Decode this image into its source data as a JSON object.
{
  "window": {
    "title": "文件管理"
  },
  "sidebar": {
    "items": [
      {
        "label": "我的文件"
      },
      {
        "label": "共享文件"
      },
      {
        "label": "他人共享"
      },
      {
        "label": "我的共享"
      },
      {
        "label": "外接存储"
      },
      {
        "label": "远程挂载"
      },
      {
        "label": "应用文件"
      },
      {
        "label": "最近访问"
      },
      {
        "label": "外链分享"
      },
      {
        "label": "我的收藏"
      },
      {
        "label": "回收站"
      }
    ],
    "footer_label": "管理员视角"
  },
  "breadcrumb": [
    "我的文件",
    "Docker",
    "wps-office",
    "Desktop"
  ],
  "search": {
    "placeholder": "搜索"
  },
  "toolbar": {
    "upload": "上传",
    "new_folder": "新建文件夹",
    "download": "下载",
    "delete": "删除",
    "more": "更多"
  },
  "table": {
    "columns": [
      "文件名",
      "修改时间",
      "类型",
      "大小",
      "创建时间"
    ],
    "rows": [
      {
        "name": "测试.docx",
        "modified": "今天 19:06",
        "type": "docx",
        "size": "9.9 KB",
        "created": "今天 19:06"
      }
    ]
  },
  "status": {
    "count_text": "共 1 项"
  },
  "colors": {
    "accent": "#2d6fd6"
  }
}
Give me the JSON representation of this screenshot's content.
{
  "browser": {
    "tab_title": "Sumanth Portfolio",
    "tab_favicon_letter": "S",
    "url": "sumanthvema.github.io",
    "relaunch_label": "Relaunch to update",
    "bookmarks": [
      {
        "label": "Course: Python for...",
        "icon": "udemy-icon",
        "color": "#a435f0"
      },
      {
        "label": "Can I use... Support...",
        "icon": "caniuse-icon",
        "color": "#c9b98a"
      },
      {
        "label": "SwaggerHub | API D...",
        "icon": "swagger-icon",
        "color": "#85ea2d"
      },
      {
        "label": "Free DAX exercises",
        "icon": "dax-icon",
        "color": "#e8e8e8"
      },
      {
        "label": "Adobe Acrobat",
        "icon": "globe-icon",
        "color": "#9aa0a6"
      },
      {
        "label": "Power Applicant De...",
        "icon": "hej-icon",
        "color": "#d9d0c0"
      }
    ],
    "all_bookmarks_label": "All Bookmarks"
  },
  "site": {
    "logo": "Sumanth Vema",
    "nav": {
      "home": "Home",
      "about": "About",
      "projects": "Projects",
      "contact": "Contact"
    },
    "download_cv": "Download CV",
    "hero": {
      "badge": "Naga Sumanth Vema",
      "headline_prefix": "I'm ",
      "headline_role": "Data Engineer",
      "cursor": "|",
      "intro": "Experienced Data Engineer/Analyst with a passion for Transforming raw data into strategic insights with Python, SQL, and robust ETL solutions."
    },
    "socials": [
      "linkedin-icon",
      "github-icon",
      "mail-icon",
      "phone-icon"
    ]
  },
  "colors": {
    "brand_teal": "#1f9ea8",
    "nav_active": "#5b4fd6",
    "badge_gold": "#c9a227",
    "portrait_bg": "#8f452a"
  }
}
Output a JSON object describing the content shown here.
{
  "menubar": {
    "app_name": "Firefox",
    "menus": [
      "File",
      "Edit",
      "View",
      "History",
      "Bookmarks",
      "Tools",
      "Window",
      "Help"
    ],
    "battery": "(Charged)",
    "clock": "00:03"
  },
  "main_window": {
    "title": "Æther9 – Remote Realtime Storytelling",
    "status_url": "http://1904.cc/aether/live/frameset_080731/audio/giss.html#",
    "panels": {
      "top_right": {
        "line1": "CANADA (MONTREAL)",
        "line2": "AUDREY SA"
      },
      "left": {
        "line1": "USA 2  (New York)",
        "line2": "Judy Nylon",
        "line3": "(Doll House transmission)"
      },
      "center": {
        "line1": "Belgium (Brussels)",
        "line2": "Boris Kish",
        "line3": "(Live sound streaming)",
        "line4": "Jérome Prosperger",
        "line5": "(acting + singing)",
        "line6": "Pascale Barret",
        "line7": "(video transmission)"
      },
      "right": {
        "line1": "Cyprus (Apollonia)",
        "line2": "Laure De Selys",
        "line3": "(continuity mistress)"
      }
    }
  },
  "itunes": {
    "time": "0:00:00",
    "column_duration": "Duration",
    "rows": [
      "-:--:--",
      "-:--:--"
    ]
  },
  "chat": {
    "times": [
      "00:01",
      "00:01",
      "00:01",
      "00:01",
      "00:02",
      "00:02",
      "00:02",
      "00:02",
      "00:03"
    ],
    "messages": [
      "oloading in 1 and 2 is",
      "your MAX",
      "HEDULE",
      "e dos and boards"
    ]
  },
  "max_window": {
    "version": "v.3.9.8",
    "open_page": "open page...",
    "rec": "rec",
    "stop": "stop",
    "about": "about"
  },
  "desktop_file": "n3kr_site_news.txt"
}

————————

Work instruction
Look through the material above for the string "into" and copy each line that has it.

Answer to the exercise
Decode this image into its source data as a JSON object.
      "intro": "Experienced Data Engineer/Analyst with a passion for Transforming raw data into strategic insights with Python, SQL, and robust ETL solutions."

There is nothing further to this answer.